Data supplied:
━━━━━━

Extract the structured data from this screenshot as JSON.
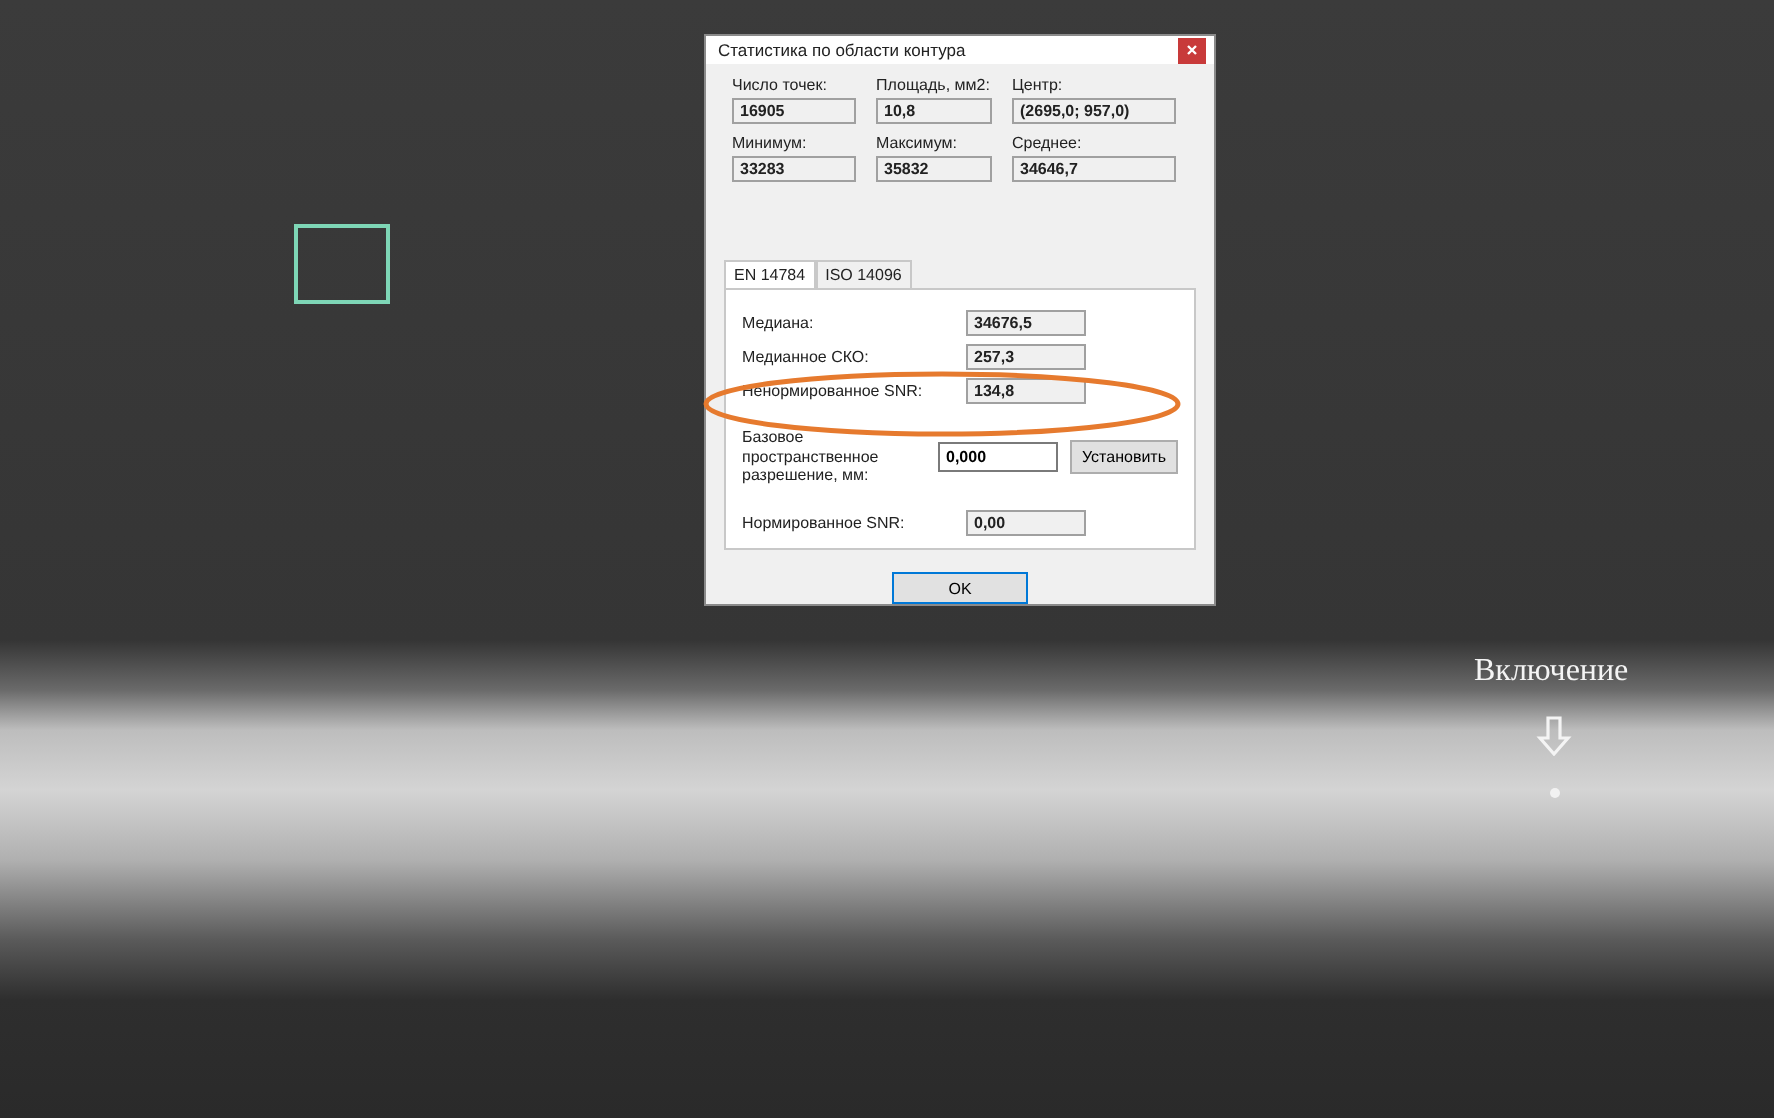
{
  "dialog": {
    "title": "Статистика по области контура",
    "stats": [
      {
        "label": "Число точек:",
        "value": "16905"
      },
      {
        "label": "Площадь, мм2:",
        "value": "10,8"
      },
      {
        "label": "Центр:",
        "value": "(2695,0; 957,0)"
      },
      {
        "label": "Минимум:",
        "value": "33283"
      },
      {
        "label": "Максимум:",
        "value": "35832"
      },
      {
        "label": "Среднее:",
        "value": "34646,7"
      }
    ],
    "tabs": [
      {
        "label": "EN 14784",
        "selected": true
      },
      {
        "label": "ISO 14096",
        "selected": false
      }
    ],
    "rows": [
      {
        "kind": "readonly",
        "label": "Медиана:",
        "value": "34676,5"
      },
      {
        "kind": "readonly",
        "label": "Медианное СКО:",
        "value": "257,3"
      },
      {
        "kind": "readonly",
        "label": "Ненормированное SNR:",
        "value": "134,8"
      },
      {
        "kind": "input",
        "label": "Базовое пространственное разрешение, мм:",
        "value": "0,000",
        "button": "Установить"
      },
      {
        "kind": "readonly",
        "label": "Нормированное SNR:",
        "value": "0,00"
      }
    ],
    "ok_button": "OK"
  },
  "annotation": {
    "label": "Включение"
  }
}
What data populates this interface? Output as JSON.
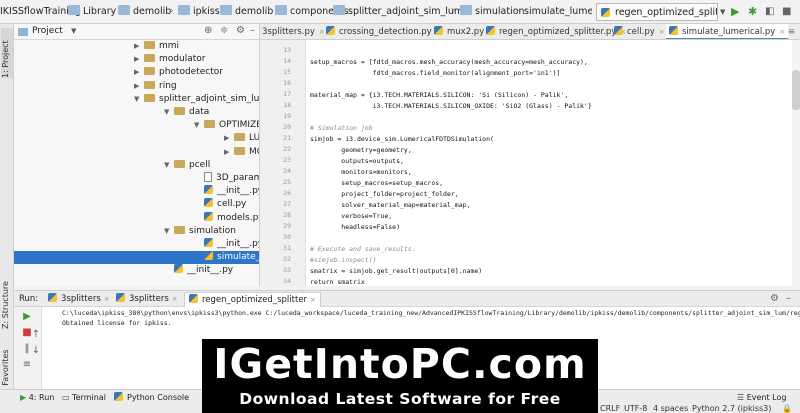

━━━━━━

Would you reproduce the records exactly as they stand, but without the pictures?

Extract the structured data from this screenshot as JSON.
{
  "dialog": {
    "title": "Статистика по области контура",
    "stats": [
      {
        "label": "Число точек:",
        "value": "16905"
      },
      {
        "label": "Площадь, мм2:",
        "value": "10,8"
      },
      {
        "label": "Центр:",
        "value": "(2695,0; 957,0)"
      },
      {
        "label": "Минимум:",
        "value": "33283"
      },
      {
        "label": "Максимум:",
        "value": "35832"
      },
      {
        "label": "Среднее:",
        "value": "34646,7"
      }
    ],
    "tabs": [
      {
        "label": "EN 14784",
        "selected": true
      },
      {
        "label": "ISO 14096",
        "selected": false
      }
    ],
    "rows": [
      {
        "kind": "readonly",
        "label": "Медиана:",
        "value": "34676,5"
      },
      {
        "kind": "readonly",
        "label": "Медианное СКО:",
        "value": "257,3"
      },
      {
        "kind": "readonly",
        "label": "Ненормированное SNR:",
        "value": "134,8"
      },
      {
        "kind": "input",
        "label": "Базовое пространственное разрешение, мм:",
        "value": "0,000",
        "button": "Установить"
      },
      {
        "kind": "readonly",
        "label": "Нормированное SNR:",
        "value": "0,00"
      }
    ],
    "ok_button": "OK"
  },
  "annotation": {
    "label": "Включение"
  }
}
What data populates this interface? Output as JSON.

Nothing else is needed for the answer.